Trees provide us with so much. They provide shade in the summer, absorb excess storm water and pollutants, increase property values, can calm traffic and provide a key link to nature in an increasingly nature-starved world. We need nature and green around us and trees fill a big part of that role in our urban areas.
HRM's Urban Forest Master Plan
The HRM UFMP is a council endorsed plan co-written by HRM staff and members of Dalhousie University's School for Resource and Environmental Studies. This award winning document provides guidance for the management of HRM's urban forest into the future using a novel neighbourhood system developed specifically for the UFMP that divides the sewer and water serviced areas of HRM into 111 neighbourhoods. It can be found digitally at: http://www.halifax.ca/property/UFMP/documents/SecondEditionHRMUFMP.pdf
4. Which UFMP neighbourhoods does your district occupy (if applicable)?
Many in Dartmouth
The following are priorities of the UFMP implementation strategy, as described in the UFMP, and are to be implemented within the initial 5-year timeframe:
a. Increase funding, plant more trees on HRM land and improve urban forest maintenance.
b. Adopt new regulations and standards to conserve urban forest canopy cover.
c. Promote citizen urban forest stewardship and develop educational programs.
5. As we approach the end of the 5-year initial time-frame in 2017, do you believe these priorities have been adequately addressed? Where is there room for the most significant improvement?
One issue that I see in my district is that there are several big stumps from trees taking up space along our residential streets. I have been told by neighbours that some of them are from Hurricane Juan. Juan was 13 years ago now. Past time to remove the stumps and replant.
6. What do you believe is the greatest threat to the HRM urban forest? In your district specifically?
In many Dartmouth neighbourhoods there is almost a mono-culture of Norway Maples that are all about the same age. If they were lost all at once through disease, old age, or another major storm (they're shallow rooting and brittle), we could lose a large portion of our tree cover.
7. What role do you suggest citizens play in supporting a healthy urban forest?

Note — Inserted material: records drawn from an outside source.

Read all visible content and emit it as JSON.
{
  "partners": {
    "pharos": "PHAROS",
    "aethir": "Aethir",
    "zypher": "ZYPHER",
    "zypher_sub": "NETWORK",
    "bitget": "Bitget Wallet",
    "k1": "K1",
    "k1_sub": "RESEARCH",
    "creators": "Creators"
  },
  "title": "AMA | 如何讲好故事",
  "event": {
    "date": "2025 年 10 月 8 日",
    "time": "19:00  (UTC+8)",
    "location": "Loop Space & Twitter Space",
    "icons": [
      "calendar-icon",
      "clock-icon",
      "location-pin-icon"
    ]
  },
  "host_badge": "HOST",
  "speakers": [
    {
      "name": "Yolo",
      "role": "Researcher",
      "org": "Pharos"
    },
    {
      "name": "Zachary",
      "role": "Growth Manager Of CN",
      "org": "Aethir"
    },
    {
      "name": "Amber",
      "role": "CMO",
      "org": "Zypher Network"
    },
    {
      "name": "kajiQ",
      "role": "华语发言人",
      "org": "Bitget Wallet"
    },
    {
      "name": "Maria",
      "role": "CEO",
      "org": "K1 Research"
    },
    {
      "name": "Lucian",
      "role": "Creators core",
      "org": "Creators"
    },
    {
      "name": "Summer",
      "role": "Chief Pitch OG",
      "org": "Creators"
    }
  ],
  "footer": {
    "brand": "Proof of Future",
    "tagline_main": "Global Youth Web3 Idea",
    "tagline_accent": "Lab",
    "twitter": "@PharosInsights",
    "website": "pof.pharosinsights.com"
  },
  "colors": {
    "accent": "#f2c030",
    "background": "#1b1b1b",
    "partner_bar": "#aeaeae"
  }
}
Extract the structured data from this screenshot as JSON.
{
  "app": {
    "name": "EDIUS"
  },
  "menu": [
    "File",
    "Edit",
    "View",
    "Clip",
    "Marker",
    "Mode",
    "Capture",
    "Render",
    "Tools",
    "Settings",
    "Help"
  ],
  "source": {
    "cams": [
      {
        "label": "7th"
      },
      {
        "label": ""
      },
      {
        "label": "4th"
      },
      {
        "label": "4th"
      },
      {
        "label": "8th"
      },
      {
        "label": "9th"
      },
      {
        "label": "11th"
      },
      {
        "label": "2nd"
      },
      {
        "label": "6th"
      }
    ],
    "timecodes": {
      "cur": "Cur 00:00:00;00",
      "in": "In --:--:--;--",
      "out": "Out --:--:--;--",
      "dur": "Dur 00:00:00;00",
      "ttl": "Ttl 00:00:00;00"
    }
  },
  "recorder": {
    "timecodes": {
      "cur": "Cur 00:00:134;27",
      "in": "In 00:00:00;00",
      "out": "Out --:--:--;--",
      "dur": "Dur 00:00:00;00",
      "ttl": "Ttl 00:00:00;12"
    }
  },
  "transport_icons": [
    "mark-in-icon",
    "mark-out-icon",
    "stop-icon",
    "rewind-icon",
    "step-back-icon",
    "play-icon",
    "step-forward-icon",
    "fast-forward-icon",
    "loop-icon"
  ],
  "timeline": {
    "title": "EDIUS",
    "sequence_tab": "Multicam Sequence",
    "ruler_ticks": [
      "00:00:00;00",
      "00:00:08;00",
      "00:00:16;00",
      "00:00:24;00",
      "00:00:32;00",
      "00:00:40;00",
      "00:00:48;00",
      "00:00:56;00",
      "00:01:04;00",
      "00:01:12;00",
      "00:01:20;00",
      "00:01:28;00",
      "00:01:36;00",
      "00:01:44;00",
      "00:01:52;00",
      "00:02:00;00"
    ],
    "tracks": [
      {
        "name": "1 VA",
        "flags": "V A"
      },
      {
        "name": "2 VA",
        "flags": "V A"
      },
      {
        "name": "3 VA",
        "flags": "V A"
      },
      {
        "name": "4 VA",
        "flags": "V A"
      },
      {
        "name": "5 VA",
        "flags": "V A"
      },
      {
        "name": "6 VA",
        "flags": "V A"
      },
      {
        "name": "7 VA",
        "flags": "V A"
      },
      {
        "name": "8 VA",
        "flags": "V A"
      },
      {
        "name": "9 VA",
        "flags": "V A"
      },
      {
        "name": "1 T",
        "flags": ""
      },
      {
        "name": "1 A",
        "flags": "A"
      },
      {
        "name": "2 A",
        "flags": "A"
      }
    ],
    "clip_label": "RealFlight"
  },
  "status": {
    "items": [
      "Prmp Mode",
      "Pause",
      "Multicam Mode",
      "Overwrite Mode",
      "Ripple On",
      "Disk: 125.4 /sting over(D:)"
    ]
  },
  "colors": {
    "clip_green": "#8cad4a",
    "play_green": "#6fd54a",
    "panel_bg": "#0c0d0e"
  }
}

Citizens are great advocates and provide eyes on the street for the health of our trees. There are a lot of non-profit environmental groups in our city who have contributed a great deal to developing our urban forest.
8. How will you promote and contribute to a healthy urban forest as councilor?
I will continue to support the Urban Forest Master Plan and will be a voice to maintain funding for tree planting in our urban areas.
9. What changes would you like to see to your district’s urban forest in the next 10 years?
Additional planting of a wider variety of native species, more emphasis on stump removal and the introduction of trees to some fairly treeless areas like Downtown Dartmouth and Wyse Road. I would also like to see more fruit trees planted in Dartmouth's parks.
Thank you to Sam Austin and all the other candidates who took the time to answer our questionnaire. We hope that our new municipal government will continue to improve urban forest stewardship in HRM to protect a vital natural resource that cannot be taken for granted. Voters are encouraged to challenge their candidates' stance on this and other environmental issues to ensure our municipal government strives for environmental sustainability. Anyone interested in learning more about the Urban Forest Master Plan can learn more from the document, found here, or the UFMP page, found here.
Please join Halifax Diverse on facebook for environmental programming, news, and more.